Task material START
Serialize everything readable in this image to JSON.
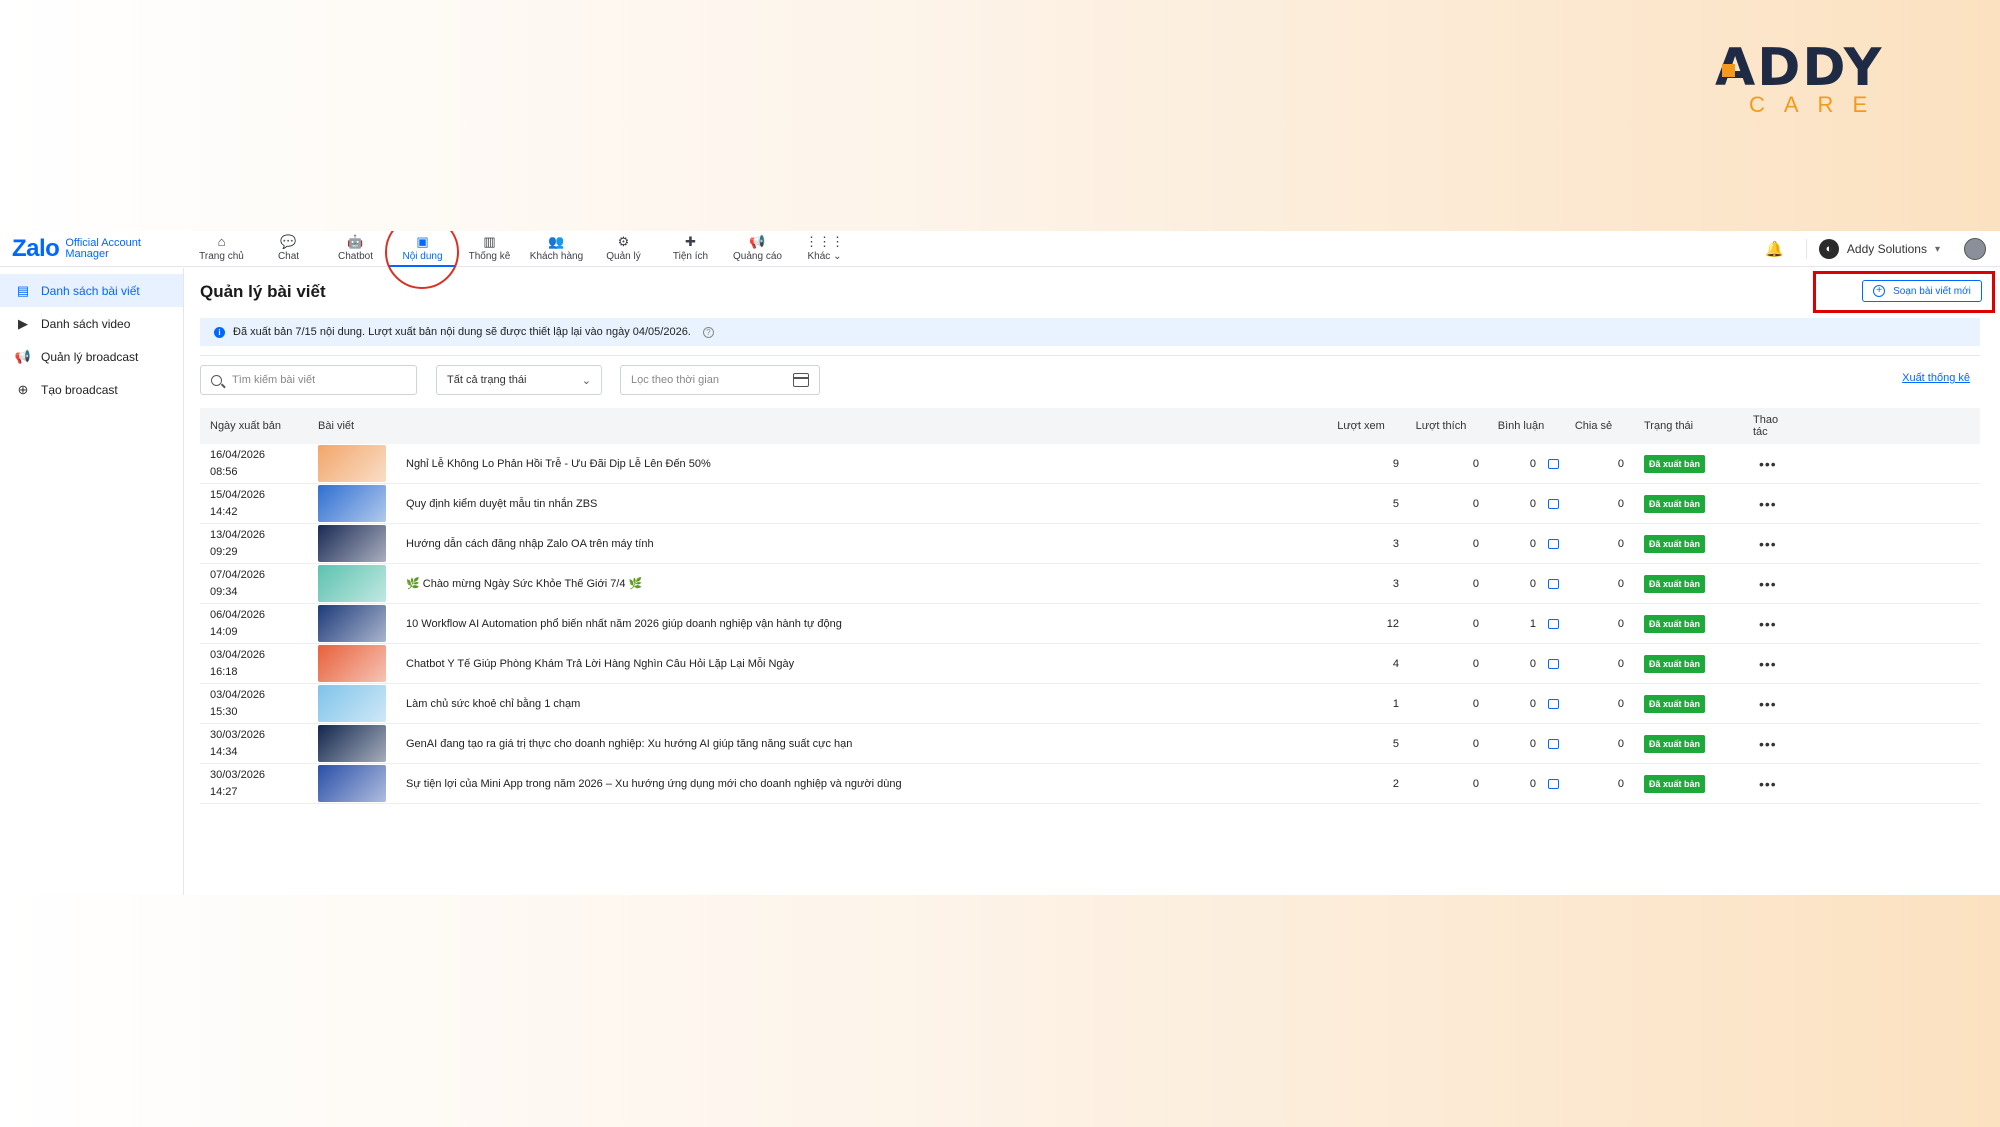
{
  "brand": {
    "top": "ADDY",
    "bottom": "CARE"
  },
  "app": {
    "logo": {
      "word": "Zalo",
      "sub1": "Official Account",
      "sub2": "Manager"
    },
    "nav": [
      {
        "label": "Trang chủ",
        "icon": "home-icon",
        "glyph": "⌂"
      },
      {
        "label": "Chat",
        "icon": "chat-icon",
        "glyph": "💬"
      },
      {
        "label": "Chatbot",
        "icon": "chatbot-icon",
        "glyph": "🤖"
      },
      {
        "label": "Nội dung",
        "icon": "content-icon",
        "glyph": "▣",
        "active": true
      },
      {
        "label": "Thống kê",
        "icon": "stats-icon",
        "glyph": "▥"
      },
      {
        "label": "Khách hàng",
        "icon": "customers-icon",
        "glyph": "👥"
      },
      {
        "label": "Quản lý",
        "icon": "manage-icon",
        "glyph": "⚙"
      },
      {
        "label": "Tiện ích",
        "icon": "utilities-icon",
        "glyph": "✚"
      },
      {
        "label": "Quảng cáo",
        "icon": "ads-icon",
        "glyph": "📢"
      },
      {
        "label": "Khác",
        "icon": "more-apps-icon",
        "glyph": "⋮⋮⋮"
      }
    ],
    "account": {
      "name": "Addy Solutions"
    }
  },
  "sidebar": {
    "items": [
      {
        "label": "Danh sách bài viết",
        "icon": "article-list-icon",
        "active": true
      },
      {
        "label": "Danh sách video",
        "icon": "video-icon"
      },
      {
        "label": "Quản lý broadcast",
        "icon": "broadcast-icon"
      },
      {
        "label": "Tạo broadcast",
        "icon": "plus-circle-icon"
      }
    ]
  },
  "main": {
    "title": "Quản lý bài viết",
    "new_post_button": "Soạn bài viết mới",
    "notice": "Đã xuất bản 7/15 nội dung. Lượt xuất bản nội dung sẽ được thiết lập lại vào ngày 04/05/2026.",
    "search_placeholder": "Tìm kiếm bài viết",
    "status_filter": "Tất cả trạng thái",
    "date_filter_placeholder": "Lọc theo thời gian",
    "export_link": "Xuất thống kê",
    "columns": [
      "Ngày xuất bản",
      "Bài viết",
      "Lượt xem",
      "Lượt thích",
      "Bình luận",
      "Chia sẻ",
      "Trạng thái",
      "Thao tác"
    ],
    "rows": [
      {
        "date": "16/04/2026",
        "time": "08:56",
        "title": "Nghỉ Lễ Không Lo Phản Hồi Trễ - Ưu Đãi Dịp Lễ Lên Đến 50%",
        "views": "9",
        "likes": "0",
        "comments": "0",
        "shares": "0",
        "status": "Đã xuất bản",
        "thumb_color": "#f2a66a"
      },
      {
        "date": "15/04/2026",
        "time": "14:42",
        "title": "Quy định kiểm duyệt mẫu tin nhắn ZBS",
        "views": "5",
        "likes": "0",
        "comments": "0",
        "shares": "0",
        "status": "Đã xuất bản",
        "thumb_color": "#2f6fd1"
      },
      {
        "date": "13/04/2026",
        "time": "09:29",
        "title": "Hướng dẫn cách đăng nhập Zalo OA trên máy tính",
        "views": "3",
        "likes": "0",
        "comments": "0",
        "shares": "0",
        "status": "Đã xuất bản",
        "thumb_color": "#1b2a55"
      },
      {
        "date": "07/04/2026",
        "time": "09:34",
        "title": "🌿 Chào mừng Ngày Sức Khỏe Thế Giới 7/4 🌿",
        "views": "3",
        "likes": "0",
        "comments": "0",
        "shares": "0",
        "status": "Đã xuất bản",
        "thumb_color": "#5cc2b0"
      },
      {
        "date": "06/04/2026",
        "time": "14:09",
        "title": "10 Workflow AI Automation phổ biến nhất năm 2026 giúp doanh nghiệp vận hành tự động",
        "views": "12",
        "likes": "0",
        "comments": "1",
        "shares": "0",
        "status": "Đã xuất bản",
        "thumb_color": "#1d3a7a"
      },
      {
        "date": "03/04/2026",
        "time": "16:18",
        "title": "Chatbot Y Tế Giúp Phòng Khám Trả Lời Hàng Nghìn Câu Hỏi Lặp Lại Mỗi Ngày",
        "views": "4",
        "likes": "0",
        "comments": "0",
        "shares": "0",
        "status": "Đã xuất bản",
        "thumb_color": "#e8603a"
      },
      {
        "date": "03/04/2026",
        "time": "15:30",
        "title": "Làm chủ sức khoẻ chỉ bằng 1 chạm",
        "views": "1",
        "likes": "0",
        "comments": "0",
        "shares": "0",
        "status": "Đã xuất bản",
        "thumb_color": "#7fc3ea"
      },
      {
        "date": "30/03/2026",
        "time": "14:34",
        "title": "GenAI đang tạo ra giá trị thực cho doanh nghiệp: Xu hướng AI giúp tăng năng suất cực hạn",
        "views": "5",
        "likes": "0",
        "comments": "0",
        "shares": "0",
        "status": "Đã xuất bản",
        "thumb_color": "#12264d"
      },
      {
        "date": "30/03/2026",
        "time": "14:27",
        "title": "Sự tiện lợi của Mini App trong năm 2026 – Xu hướng ứng dụng mới cho doanh nghiệp và người dùng",
        "views": "2",
        "likes": "0",
        "comments": "0",
        "shares": "0",
        "status": "Đã xuất bản",
        "thumb_color": "#2a4fa8"
      }
    ]
  },
  "colors": {
    "accent": "#0068ff",
    "published": "#1fa93b",
    "highlight": "#d00000"
  }
}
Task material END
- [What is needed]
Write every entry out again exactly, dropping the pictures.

- [The completed task]
Serialize everything readable in this image to JSON.
{
  "brand": {
    "top": "ADDY",
    "bottom": "CARE"
  },
  "app": {
    "logo": {
      "word": "Zalo",
      "sub1": "Official Account",
      "sub2": "Manager"
    },
    "nav": [
      {
        "label": "Trang chủ",
        "icon": "home-icon",
        "glyph": "⌂"
      },
      {
        "label": "Chat",
        "icon": "chat-icon",
        "glyph": "💬"
      },
      {
        "label": "Chatbot",
        "icon": "chatbot-icon",
        "glyph": "🤖"
      },
      {
        "label": "Nội dung",
        "icon": "content-icon",
        "glyph": "▣",
        "active": true
      },
      {
        "label": "Thống kê",
        "icon": "stats-icon",
        "glyph": "▥"
      },
      {
        "label": "Khách hàng",
        "icon": "customers-icon",
        "glyph": "👥"
      },
      {
        "label": "Quản lý",
        "icon": "manage-icon",
        "glyph": "⚙"
      },
      {
        "label": "Tiện ích",
        "icon": "utilities-icon",
        "glyph": "✚"
      },
      {
        "label": "Quảng cáo",
        "icon": "ads-icon",
        "glyph": "📢"
      },
      {
        "label": "Khác",
        "icon": "more-apps-icon",
        "glyph": "⋮⋮⋮"
      }
    ],
    "account": {
      "name": "Addy Solutions"
    }
  },
  "sidebar": {
    "items": [
      {
        "label": "Danh sách bài viết",
        "icon": "article-list-icon",
        "active": true
      },
      {
        "label": "Danh sách video",
        "icon": "video-icon"
      },
      {
        "label": "Quản lý broadcast",
        "icon": "broadcast-icon"
      },
      {
        "label": "Tạo broadcast",
        "icon": "plus-circle-icon"
      }
    ]
  },
  "main": {
    "title": "Quản lý bài viết",
    "new_post_button": "Soạn bài viết mới",
    "notice": "Đã xuất bản 7/15 nội dung. Lượt xuất bản nội dung sẽ được thiết lập lại vào ngày 04/05/2026.",
    "search_placeholder": "Tìm kiếm bài viết",
    "status_filter": "Tất cả trạng thái",
    "date_filter_placeholder": "Lọc theo thời gian",
    "export_link": "Xuất thống kê",
    "columns": [
      "Ngày xuất bản",
      "Bài viết",
      "Lượt xem",
      "Lượt thích",
      "Bình luận",
      "Chia sẻ",
      "Trạng thái",
      "Thao tác"
    ],
    "rows": [
      {
        "date": "16/04/2026",
        "time": "08:56",
        "title": "Nghỉ Lễ Không Lo Phản Hồi Trễ - Ưu Đãi Dịp Lễ Lên Đến 50%",
        "views": "9",
        "likes": "0",
        "comments": "0",
        "shares": "0",
        "status": "Đã xuất bản",
        "thumb_color": "#f2a66a"
      },
      {
        "date": "15/04/2026",
        "time": "14:42",
        "title": "Quy định kiểm duyệt mẫu tin nhắn ZBS",
        "views": "5",
        "likes": "0",
        "comments": "0",
        "shares": "0",
        "status": "Đã xuất bản",
        "thumb_color": "#2f6fd1"
      },
      {
        "date": "13/04/2026",
        "time": "09:29",
        "title": "Hướng dẫn cách đăng nhập Zalo OA trên máy tính",
        "views": "3",
        "likes": "0",
        "comments": "0",
        "shares": "0",
        "status": "Đã xuất bản",
        "thumb_color": "#1b2a55"
      },
      {
        "date": "07/04/2026",
        "time": "09:34",
        "title": "🌿 Chào mừng Ngày Sức Khỏe Thế Giới 7/4 🌿",
        "views": "3",
        "likes": "0",
        "comments": "0",
        "shares": "0",
        "status": "Đã xuất bản",
        "thumb_color": "#5cc2b0"
      },
      {
        "date": "06/04/2026",
        "time": "14:09",
        "title": "10 Workflow AI Automation phổ biến nhất năm 2026 giúp doanh nghiệp vận hành tự động",
        "views": "12",
        "likes": "0",
        "comments": "1",
        "shares": "0",
        "status": "Đã xuất bản",
        "thumb_color": "#1d3a7a"
      },
      {
        "date": "03/04/2026",
        "time": "16:18",
        "title": "Chatbot Y Tế Giúp Phòng Khám Trả Lời Hàng Nghìn Câu Hỏi Lặp Lại Mỗi Ngày",
        "views": "4",
        "likes": "0",
        "comments": "0",
        "shares": "0",
        "status": "Đã xuất bản",
        "thumb_color": "#e8603a"
      },
      {
        "date": "03/04/2026",
        "time": "15:30",
        "title": "Làm chủ sức khoẻ chỉ bằng 1 chạm",
        "views": "1",
        "likes": "0",
        "comments": "0",
        "shares": "0",
        "status": "Đã xuất bản",
        "thumb_color": "#7fc3ea"
      },
      {
        "date": "30/03/2026",
        "time": "14:34",
        "title": "GenAI đang tạo ra giá trị thực cho doanh nghiệp: Xu hướng AI giúp tăng năng suất cực hạn",
        "views": "5",
        "likes": "0",
        "comments": "0",
        "shares": "0",
        "status": "Đã xuất bản",
        "thumb_color": "#12264d"
      },
      {
        "date": "30/03/2026",
        "time": "14:27",
        "title": "Sự tiện lợi của Mini App trong năm 2026 – Xu hướng ứng dụng mới cho doanh nghiệp và người dùng",
        "views": "2",
        "likes": "0",
        "comments": "0",
        "shares": "0",
        "status": "Đã xuất bản",
        "thumb_color": "#2a4fa8"
      }
    ]
  },
  "colors": {
    "accent": "#0068ff",
    "published": "#1fa93b",
    "highlight": "#d00000"
  }
}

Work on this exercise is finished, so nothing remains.